The Art Gallery of Sudbury won the 2013 Community Builders Award for the Arts.
The Art Gallery of Sudbury (AGS) announced in 2010 its plans to build the first ever purpose-built art gallery in the Greater Sudbury area. Once erected, and with a commitment from the Carmichael family, the AGS will be renamed the Franklin Carmichael Art Centre, after one of the founding members of the Group of Seven. This new venue will dedicate 14,000 square feet to the permanent collection, national touring exhibitions as well as studio and teaching spaces.
This is a once-in-a-lifetime opportunity to add a landmark cultural tourism attraction that honours, preserves and celebrates the area’s outstanding Group of Seven heritage. As Sudbury’s surrounding landscape was a source of inspiration for Franklin Carmichael’s work, it’s a natural fit that the gallery is built here and recognizes one of Canada’s most influential artists.
The Gallery is a vibrant, multifaceted centre providing unique and exciting opportunities for children and adults to engage with visual arts.
The AGS’s permanent collection includes more than 2,000 historical and contemporary works of art. The Gallery has organized impressive exhibitions such as the recent Louie Palu: Cage Call: Life and Death in the Hard Rock Mining Belt; Bruno Cavallo: Eye of the Artist in 2004; acclaimed national exhibitions with partners such as the National Gallery of Canada for The Drawings and Paintings of Daphne Odjig: A Retrospective Exhibition in 2007; and hosted many outstanding touring exhibitions including George McLean, The Living Landscape in 2011.
As a result of the work of its dedicated staff, board and volunteers, the Gallery also offers a wide variety of education programs in both English and French to encourage art creation and appreciation among young and old alike. In 2011-12, more than 12,000 people took advantage of its engaging programs and exhibitions.

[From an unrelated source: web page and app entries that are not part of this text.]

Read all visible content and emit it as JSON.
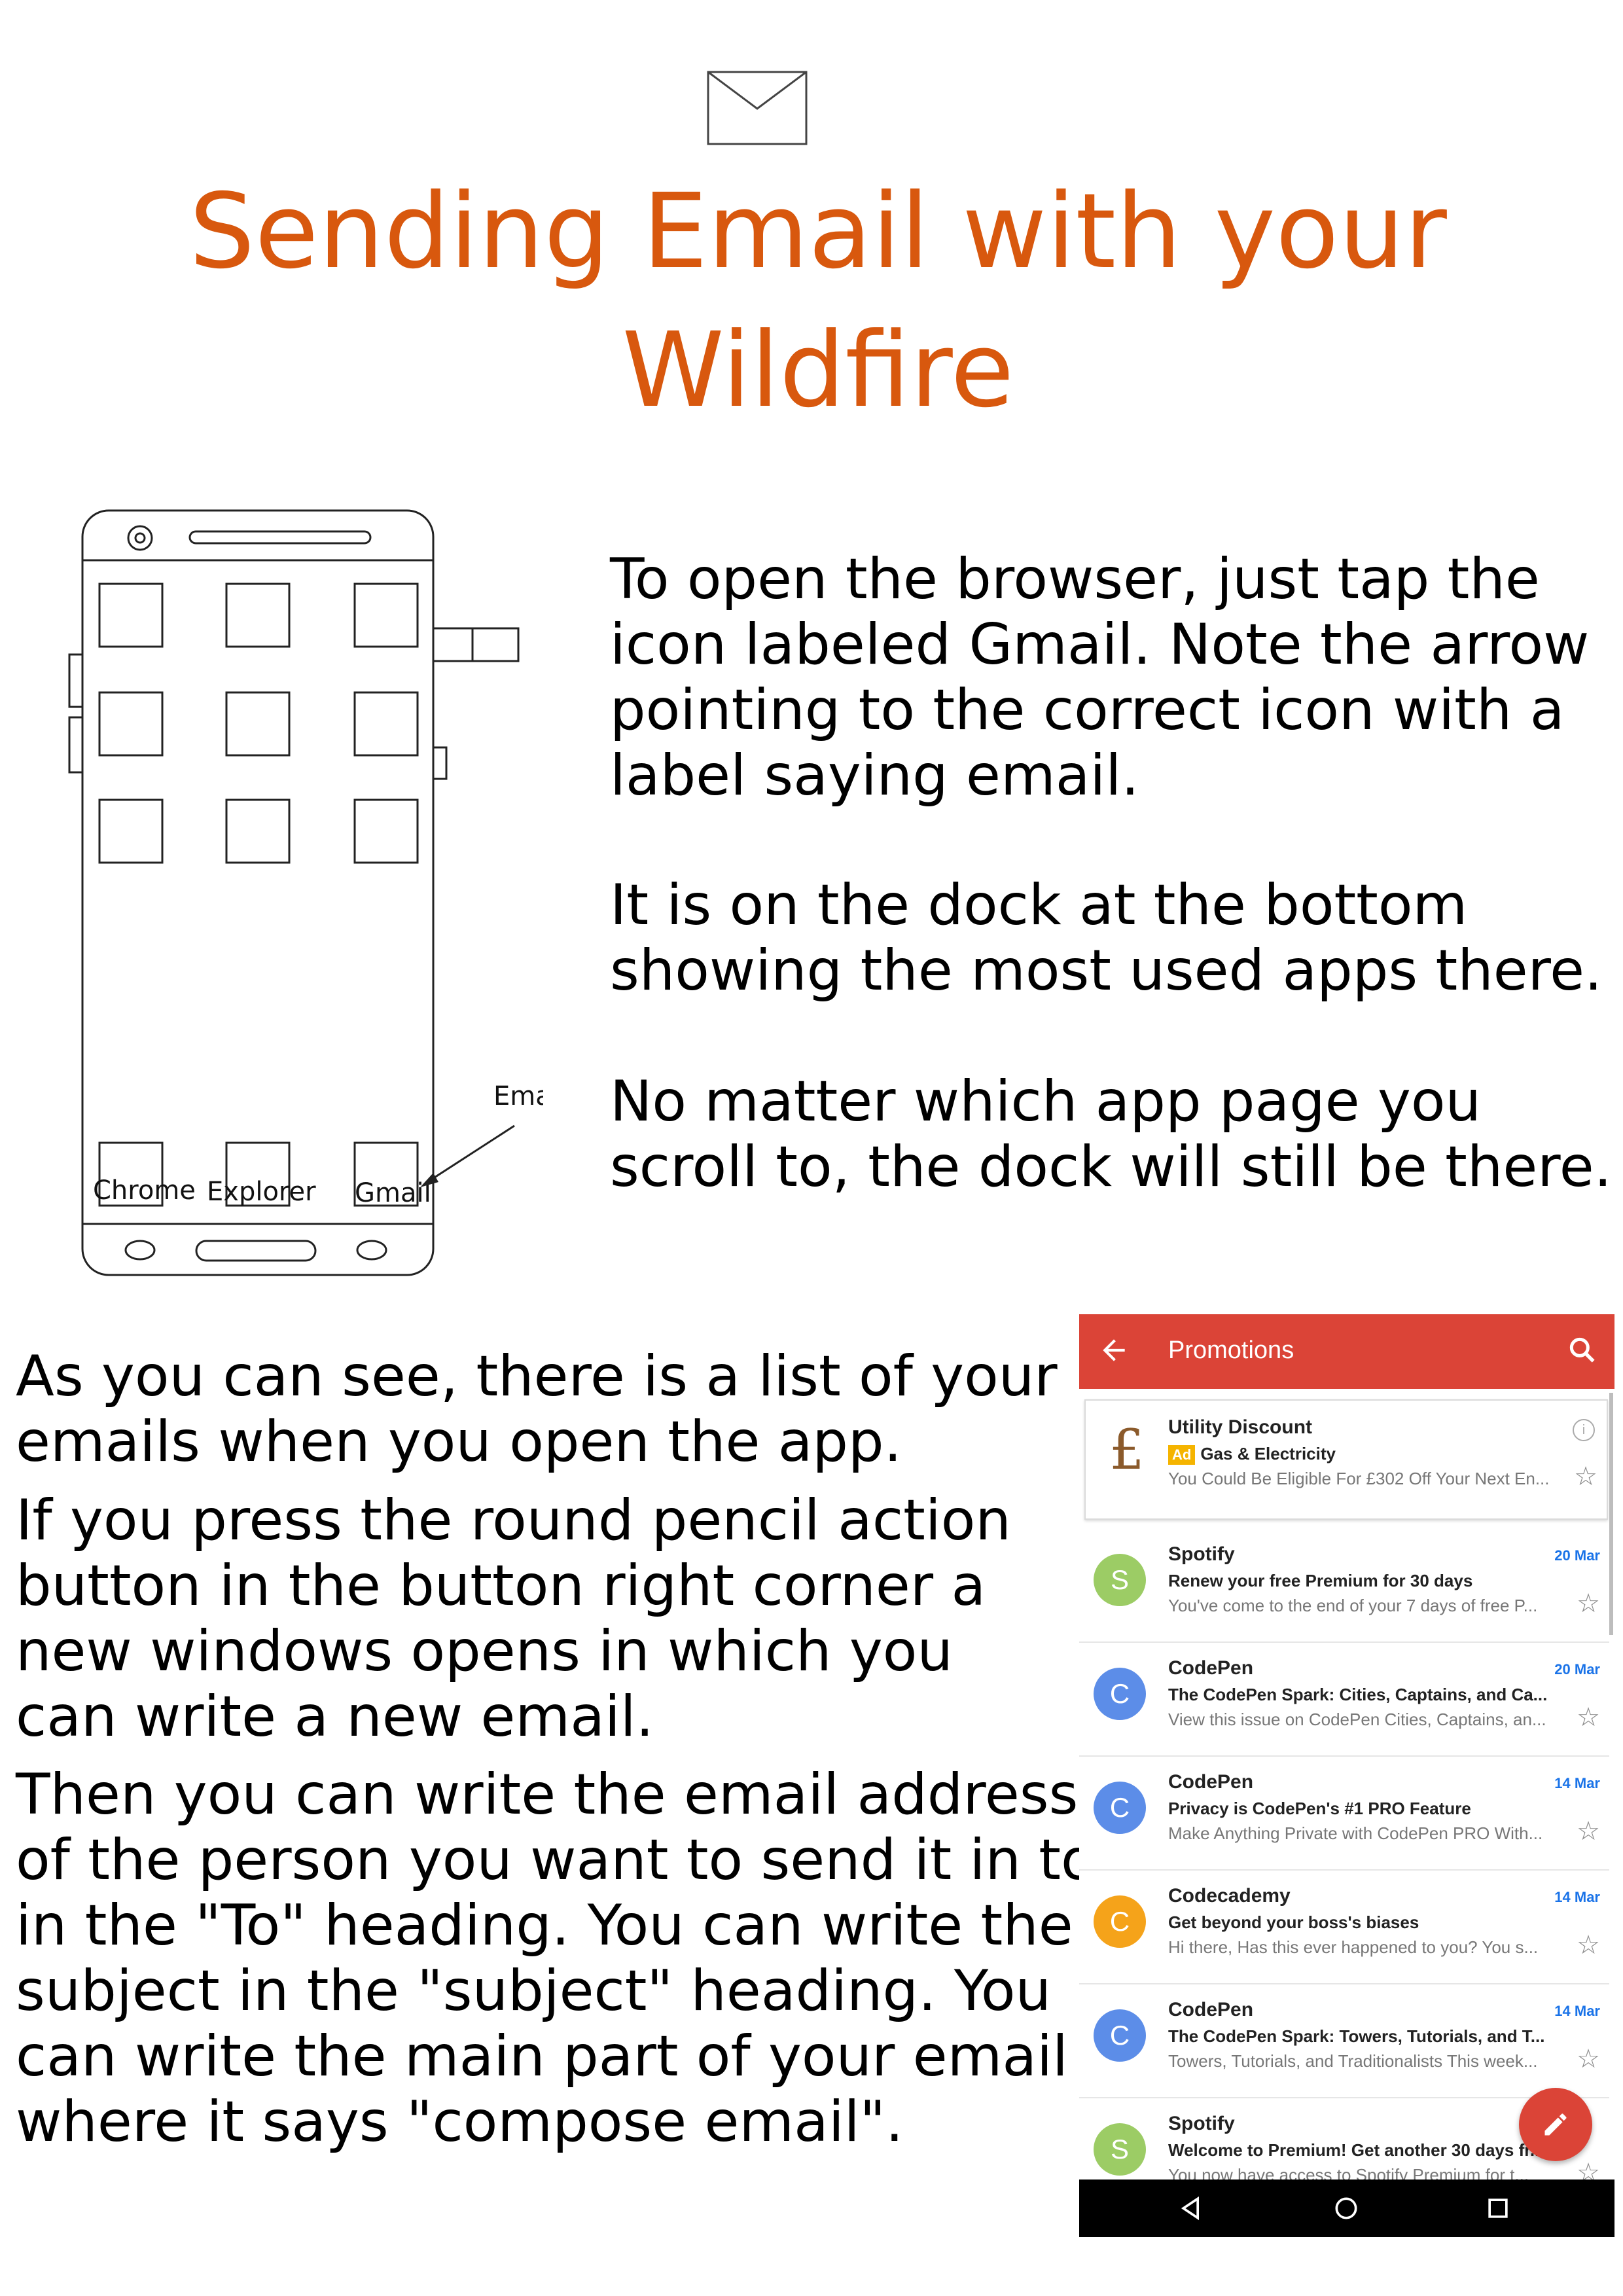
{
  "header": {
    "icon": "envelope-icon",
    "title": "Sending Email with your Wildfire",
    "title_color": "#d8580e"
  },
  "sketch": {
    "dock_labels": [
      "Chrome",
      "Explorer",
      "Gmail"
    ],
    "arrow_label": "Email"
  },
  "intro": {
    "paragraph_1": "To open the browser, just tap the icon labeled Gmail. Note the arrow pointing to the correct icon with a label saying email.",
    "paragraph_2": "It is on the dock at the bottom showing the most used apps there.",
    "paragraph_3": "No matter which app page you scroll to, the dock will still be there."
  },
  "instructions": {
    "paragraph_1": "As you can see, there is a list of your emails when you open the app.",
    "paragraph_2": "If you press the round pencil action button in the button right corner a new windows opens in which you can write a new email.",
    "paragraph_3": "Then you can write the email address of the person you want to send it in to in the \"To\" heading. You can write the subject in the \"subject\" heading. You can write the main part of your email where it says \"compose email\"."
  },
  "gmail": {
    "toolbar_title": "Promotions",
    "toolbar_color": "#db4437",
    "ad": {
      "sender": "Utility Discount",
      "ad_tag": "Ad",
      "subject": "Gas & Electricity",
      "snippet": "You Could Be Eligible For £302 Off Your Next En..."
    },
    "emails": [
      {
        "avatar": "S",
        "avatar_color": "#9ccc65",
        "sender": "Spotify",
        "date": "20 Mar",
        "subject": "Renew your free Premium for 30 days",
        "snippet": "You've come to the end of your 7 days of free P..."
      },
      {
        "avatar": "C",
        "avatar_color": "#5c8de8",
        "sender": "CodePen",
        "date": "20 Mar",
        "subject": "The CodePen Spark: Cities, Captains, and Ca...",
        "snippet": "View this issue on CodePen Cities, Captains, an..."
      },
      {
        "avatar": "C",
        "avatar_color": "#5c8de8",
        "sender": "CodePen",
        "date": "14 Mar",
        "subject": "Privacy is CodePen's #1 PRO Feature",
        "snippet": "Make Anything Private with CodePen PRO With..."
      },
      {
        "avatar": "C",
        "avatar_color": "#f5a31a",
        "sender": "Codecademy",
        "date": "14 Mar",
        "subject": "Get beyond your boss's biases",
        "snippet": "Hi there, Has this ever happened to you? You s..."
      },
      {
        "avatar": "C",
        "avatar_color": "#5c8de8",
        "sender": "CodePen",
        "date": "14 Mar",
        "subject": "The CodePen Spark: Towers, Tutorials, and T...",
        "snippet": "Towers, Tutorials, and Traditionalists This week..."
      },
      {
        "avatar": "S",
        "avatar_color": "#9ccc65",
        "sender": "Spotify",
        "date": "",
        "subject": "Welcome to Premium! Get another 30 days fr...",
        "snippet": "You now have access to Spotify Premium for t..."
      }
    ]
  }
}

The Art Gallery of Sudbury was established in 1967 as a Centennial project of the Sudbury and District Chamber of Commerce. Originally operating as the Laurentian University Museum and Art Centre, the Gallery was incorporated in 1997 and is currently housed in a turn-of-the-century mansion.
The new facility is urgently needed as its current home is insufficient to meet the exhibition, curatorial and preservation needs of the gallery. In fact, only 10 per cent of the permanent collection can be displayed at any one time.
Though an exact location has yet to be determined, it will be built in the downtown core where it can enrich the city centre and play a role in the revitalization and economic growth of the city and northeastern Ontario. It will attract tourists, create new jobs, educate young and old alike, undertake innovative curatorial directions, be a source of community pride and a centerpiece for the vibrant and creative arts community of Greater Sudbury.
The Franklin Carmichael Art Centre will be central in leading the way in arts and culture development for northeastern Ontario and is a key building block for the City of Greater Sudbury’s future plans.